EXERCISE INSTRUCTIONS: Look through the material below and count the lines that hold "Background". Give that number by itself.

EXTRACTED MATERIAL:
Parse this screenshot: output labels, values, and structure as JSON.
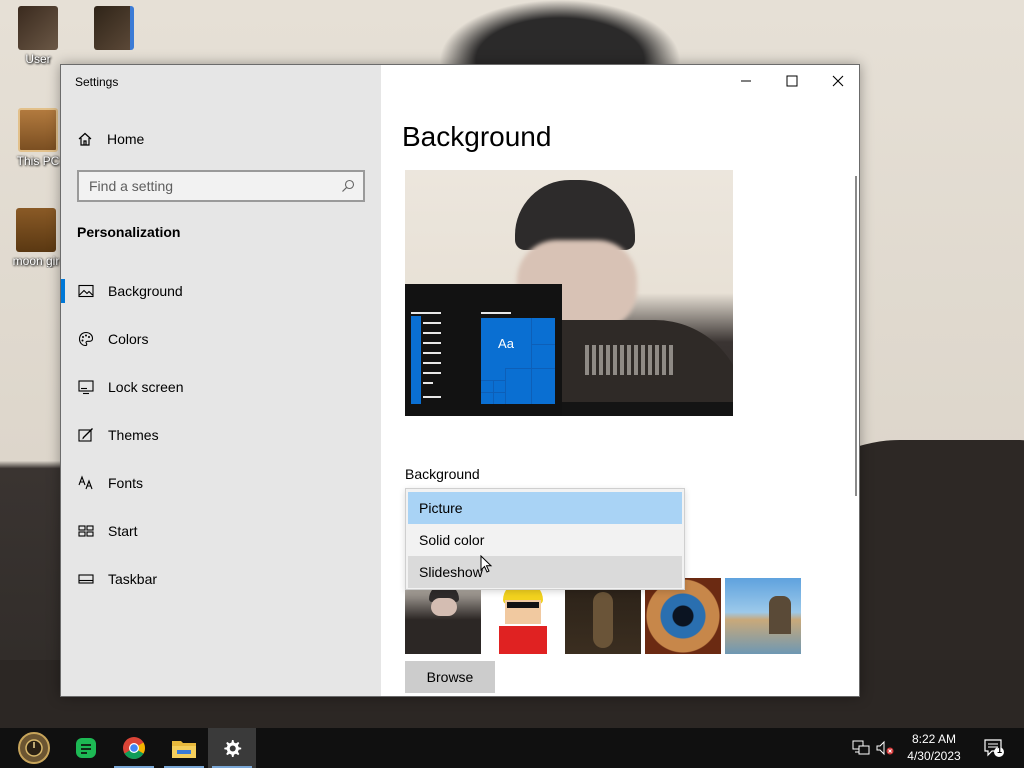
{
  "desktop": {
    "icons": [
      {
        "label": "User"
      },
      {
        "label": ""
      },
      {
        "label": "This PC"
      },
      {
        "label": "moon gir"
      }
    ]
  },
  "window": {
    "title": "Settings",
    "controls": {
      "minimize": "minimize-icon",
      "maximize": "maximize-icon",
      "close": "close-icon"
    }
  },
  "nav": {
    "home_label": "Home",
    "search_placeholder": "Find a setting",
    "section_title": "Personalization",
    "items": [
      {
        "label": "Background",
        "icon": "picture-icon",
        "active": true
      },
      {
        "label": "Colors",
        "icon": "palette-icon",
        "active": false
      },
      {
        "label": "Lock screen",
        "icon": "lock-screen-icon",
        "active": false
      },
      {
        "label": "Themes",
        "icon": "themes-icon",
        "active": false
      },
      {
        "label": "Fonts",
        "icon": "fonts-icon",
        "active": false
      },
      {
        "label": "Start",
        "icon": "start-icon",
        "active": false
      },
      {
        "label": "Taskbar",
        "icon": "taskbar-icon",
        "active": false
      }
    ]
  },
  "main": {
    "page_title": "Background",
    "preview_tile_text": "Aa",
    "background_label": "Background",
    "dropdown_options": [
      {
        "label": "Picture",
        "state": "selected"
      },
      {
        "label": "Solid color",
        "state": "normal"
      },
      {
        "label": "Slideshow",
        "state": "hover"
      }
    ],
    "browse_label": "Browse"
  },
  "taskbar": {
    "apps": [
      "steampunk-clock-icon",
      "notes-icon",
      "chrome-icon",
      "file-explorer-icon",
      "settings-icon"
    ],
    "clock_time": "8:22 AM",
    "clock_date": "4/30/2023",
    "notification_count": "1"
  },
  "colors": {
    "accent": "#0078d7",
    "selection": "#a9d3f5",
    "taskbar": "#101010"
  }
}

SOLUTION FOR THIS PROBLEM: 3